■ Excerpted records ■
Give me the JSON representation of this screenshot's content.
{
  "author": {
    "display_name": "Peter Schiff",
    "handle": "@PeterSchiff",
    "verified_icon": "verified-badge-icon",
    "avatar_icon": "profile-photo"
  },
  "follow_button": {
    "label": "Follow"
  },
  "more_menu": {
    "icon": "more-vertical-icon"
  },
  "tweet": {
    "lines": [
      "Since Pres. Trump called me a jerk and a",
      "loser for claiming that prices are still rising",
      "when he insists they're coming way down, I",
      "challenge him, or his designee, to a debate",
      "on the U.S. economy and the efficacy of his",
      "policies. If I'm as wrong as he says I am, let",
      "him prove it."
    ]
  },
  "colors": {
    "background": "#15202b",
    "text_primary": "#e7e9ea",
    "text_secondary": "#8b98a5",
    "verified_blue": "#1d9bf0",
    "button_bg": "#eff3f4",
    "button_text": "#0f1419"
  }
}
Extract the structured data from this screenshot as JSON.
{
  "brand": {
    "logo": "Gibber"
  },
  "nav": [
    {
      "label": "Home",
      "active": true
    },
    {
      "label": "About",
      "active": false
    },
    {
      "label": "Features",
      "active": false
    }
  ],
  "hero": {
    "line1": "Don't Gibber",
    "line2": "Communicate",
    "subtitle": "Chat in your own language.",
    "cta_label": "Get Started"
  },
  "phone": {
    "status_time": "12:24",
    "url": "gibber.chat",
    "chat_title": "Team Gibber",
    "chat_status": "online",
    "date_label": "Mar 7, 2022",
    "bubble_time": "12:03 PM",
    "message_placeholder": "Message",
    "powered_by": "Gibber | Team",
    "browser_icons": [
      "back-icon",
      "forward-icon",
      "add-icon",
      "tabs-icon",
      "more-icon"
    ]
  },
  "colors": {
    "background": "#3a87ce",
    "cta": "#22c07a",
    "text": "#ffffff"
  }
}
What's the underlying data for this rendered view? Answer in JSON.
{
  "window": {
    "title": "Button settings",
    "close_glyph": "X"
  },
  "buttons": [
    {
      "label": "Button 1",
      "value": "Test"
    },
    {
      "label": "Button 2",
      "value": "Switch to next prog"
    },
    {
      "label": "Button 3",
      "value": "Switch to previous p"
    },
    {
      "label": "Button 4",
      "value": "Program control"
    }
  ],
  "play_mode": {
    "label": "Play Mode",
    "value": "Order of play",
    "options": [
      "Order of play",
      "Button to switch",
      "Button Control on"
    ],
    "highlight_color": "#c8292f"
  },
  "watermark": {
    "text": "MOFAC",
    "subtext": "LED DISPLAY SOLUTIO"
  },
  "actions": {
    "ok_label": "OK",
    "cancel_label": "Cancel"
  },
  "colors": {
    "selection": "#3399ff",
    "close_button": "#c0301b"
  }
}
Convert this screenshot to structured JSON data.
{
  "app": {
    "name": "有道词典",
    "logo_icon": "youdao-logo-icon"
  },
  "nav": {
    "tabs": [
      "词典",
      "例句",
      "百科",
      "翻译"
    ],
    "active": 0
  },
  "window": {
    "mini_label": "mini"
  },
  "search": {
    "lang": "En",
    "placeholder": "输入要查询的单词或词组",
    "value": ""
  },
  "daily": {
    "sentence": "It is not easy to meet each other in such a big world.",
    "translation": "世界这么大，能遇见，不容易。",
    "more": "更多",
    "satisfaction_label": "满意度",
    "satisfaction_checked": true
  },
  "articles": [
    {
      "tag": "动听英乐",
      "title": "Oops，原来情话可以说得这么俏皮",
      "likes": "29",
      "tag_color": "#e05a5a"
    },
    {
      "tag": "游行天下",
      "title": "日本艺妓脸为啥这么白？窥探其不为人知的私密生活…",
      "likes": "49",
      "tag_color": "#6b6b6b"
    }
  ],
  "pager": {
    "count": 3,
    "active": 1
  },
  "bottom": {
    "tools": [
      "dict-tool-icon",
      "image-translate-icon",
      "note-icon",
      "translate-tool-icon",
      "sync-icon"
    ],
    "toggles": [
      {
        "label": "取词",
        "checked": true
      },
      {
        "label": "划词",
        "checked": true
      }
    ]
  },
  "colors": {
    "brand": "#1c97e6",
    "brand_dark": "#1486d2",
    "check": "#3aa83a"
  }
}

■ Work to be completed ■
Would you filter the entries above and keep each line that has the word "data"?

■ Answer box ■
Extract the structured data from this screenshot as JSON.
What's the underlying data for this rendered view? Answer in JSON.
Convert this screenshot to structured JSON data.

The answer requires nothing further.